Important – GDPR applies to existing data too
Crucially, GDPR will apply to ALL data captured both before the introduction of the Regulation, and after.
This means that, if you haven’t followed GDPR rules to collect the data you already have (and/or don’t have sufficient evidence to prove as such), then you’ll need to refresh all your existing mailing lists and re-gain consent for every entry listed on them before you can send anything on or after 25th May 2018.
If this applies to you, don’t panic. In fact, look upon it as a fantastic marketing opportunity.

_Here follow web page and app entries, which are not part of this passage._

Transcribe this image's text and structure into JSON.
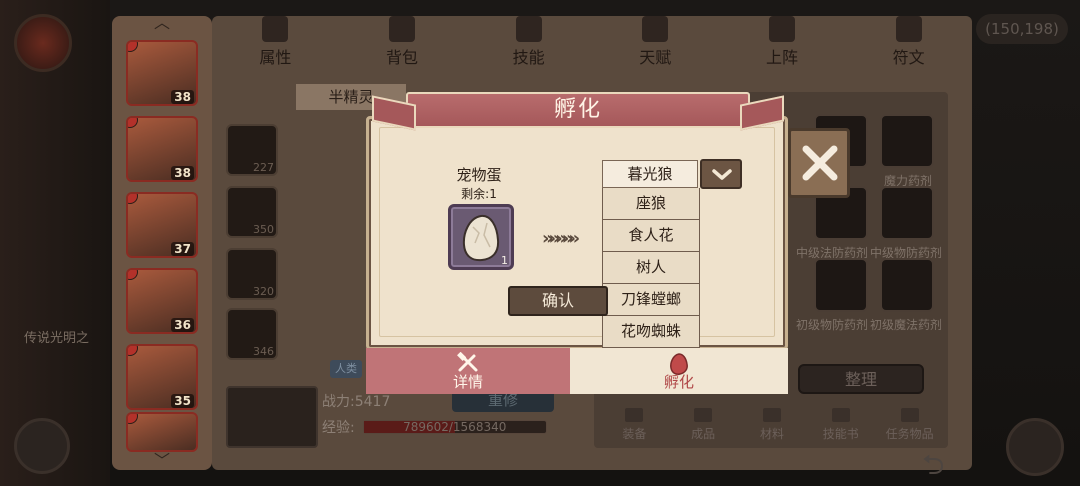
{
  "top_tabs": [
    "属性",
    "背包",
    "技能",
    "天赋",
    "上阵",
    "符文"
  ],
  "coins": "(150,198)",
  "hero_list": {
    "levels": [
      "38",
      "38",
      "37",
      "36",
      "35",
      ""
    ]
  },
  "hero": {
    "name": "半精灵",
    "race_tag": "人类",
    "power_label": "战力:5417",
    "exp_label": "经验:",
    "exp_value": "789602/1568340",
    "exp_fraction": 0.503,
    "retrain_label": "重修"
  },
  "equip_counts": [
    "227",
    "350",
    "320",
    "346"
  ],
  "inventory": {
    "item_labels": [
      "魔力药剂",
      "中级法防药剂",
      "中级物防药剂",
      "初级物防药剂",
      "初级魔法药剂"
    ],
    "sort_label": "整理",
    "categories": [
      "装备",
      "成品",
      "材料",
      "技能书",
      "任务物品"
    ]
  },
  "background_text": "传说光明之",
  "dialog": {
    "title": "孵化",
    "egg_name": "宠物蛋",
    "egg_remaining": "剩余:1",
    "egg_count": "1",
    "chevrons": "»»»»»",
    "selected_option": "暮光狼",
    "options": [
      "座狼",
      "食人花",
      "树人",
      "刀锋螳螂",
      "花吻蜘蛛"
    ],
    "confirm_label": "确认",
    "tabs": {
      "detail": "详情",
      "hatch": "孵化"
    }
  },
  "colors": {
    "banner": "#a5585a",
    "parchment": "#efe2cc",
    "tab_active": "#b04848"
  },
  "icons": {
    "close": "close-icon",
    "dropdown": "chevron-down-icon",
    "detail_tab": "hammer-wrench-icon",
    "hatch_tab": "egg-icon"
  }
}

You have a viable reason to contact everyone on your mailing list, and perhaps even to find out more about them. A great chance to discover those golden details that will help you get closer to your customers and prospects and better tailor the information and offers you send to them.
If you need to do this, and most marketers will, our advice is, do it sooner rather than later. Put yourself in the shoes of the consumer: imagine the abundance of emails that are going to start coming through in the run-up to May next year requesting consent. Eventually you will tire of them, and through frustration could well end up hitting delete rather than responding. And that is certainly NOT what you want to happen with YOUR customers!
Are you ready for GDPR?
If you are in any way concerned about how GDPR will affect your marketing strategies, why not a digital marketing agency in London? We have worked hard to ensure we know precisely how the Regulation will affect digital marketing, and we’re here to assist by helping you to plan effective, compliant campaigns.